Trump wins Missouri Republican caucus, dominates returns in Michigan

Michigan will be fiercely fought in November’s general election, a likely rematch between Trump and President Joe Biden, a Democrat

March 03, 2024
Republican presidential candidate and former US President Donald Trump takes the stage during a campaign event at Greensboro Coliseum in Greensboro, North Carolina on March 2, 2024. — AFP

GRAND RAPIDS, Michigan: Donald Trump won the Missouri Republican caucuses on Saturday and was dominating in Michigan’s nominating contest, which was being held amid simmering internal turmoil in the key battleground state.


The Associated Press called the Missouri race for Trump as votes were still being tallied but showed the former U.S. president far ahead of Nikki Haley, his last remaining rival for the Republican presidential nomination.

In Michigan, Trump had trounced Haley in the 12 districts reporting caucus results, according to a tally reported by the state Republican Party. Only one district had not yet completed its vote.

Michigan will be fiercely fought in November’s general election, a likely rematch between Trump and President Joe Biden, a Democrat.

More than 1,000 party insiders participated in the presidential caucus in the western Michigan city of Grand Rapids, where they were choosing delegates for Trump or former U.N. Ambassador Haley for the party’s national nominating convention in July.

Republicans were also holding caucuses in Idaho on Saturday, one of the final contests for Haley to alter the course of the race prior to Super Tuesday on March 5, the biggest day in the primaries, when 15 states and one territory will vote.

With victories in Iowa, New Hampshire, Nevada, the U.S. Virgin Islands, South Carolina and now Missouri under his belt, Trump is far and away the frontrunner in the race, with Haley hanging on thanks to support from donors keen for an alternative to the former president.

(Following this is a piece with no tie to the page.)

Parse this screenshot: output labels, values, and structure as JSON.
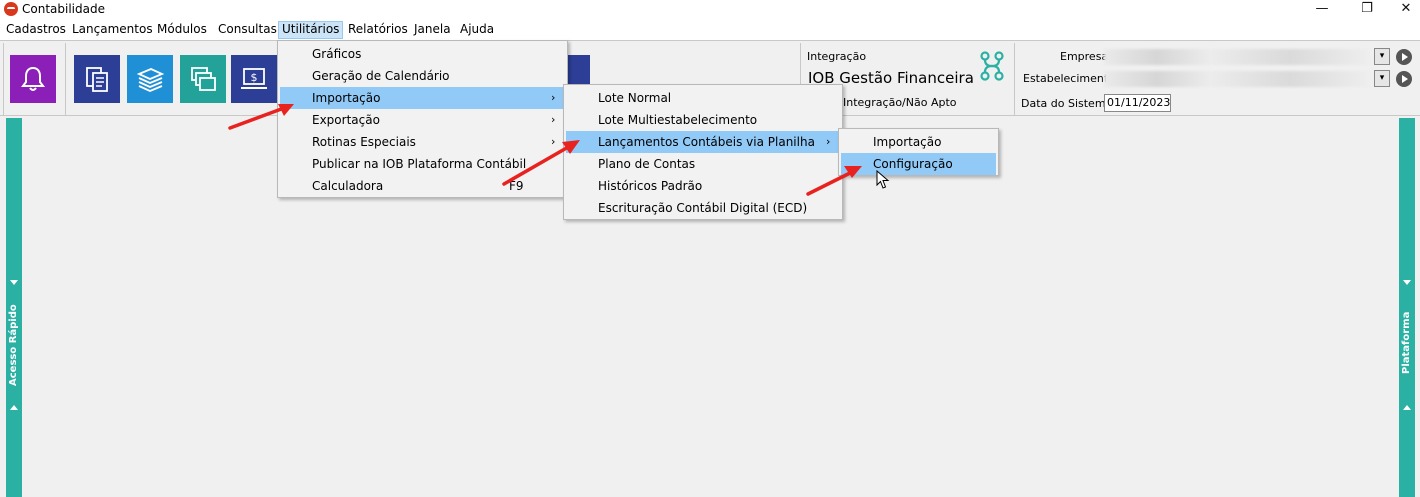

For this election cycle, Michigan Republicans devised a hybrid nominating system, split between a primary and a caucus.

At one of the 13 caucus meetings, the participants - knowing Trump would win easily - decided to save time by simply asking anyone who backed Haley to stand up. In a room of 185 voting delegates, 25-year-old Carter Houtman was the only person who rose to his feet.

The contest in Michigan on Saturday held the potential for confusion. Internal turmoil has been percolating in the party for months, pitting backers of Michigan’s former Republican Party chair, Kristina Karamo, against the faction of party members who voted to oust her on Jan. 6, and installed Pete Hoekstra as chair.

At the convention, precinct delegates split into 13 different caucuses, one for each of the state’s congressional districts. If a candidate wins a majority of votes in a caucus they take all three of its delegates, for a maximum total of 39.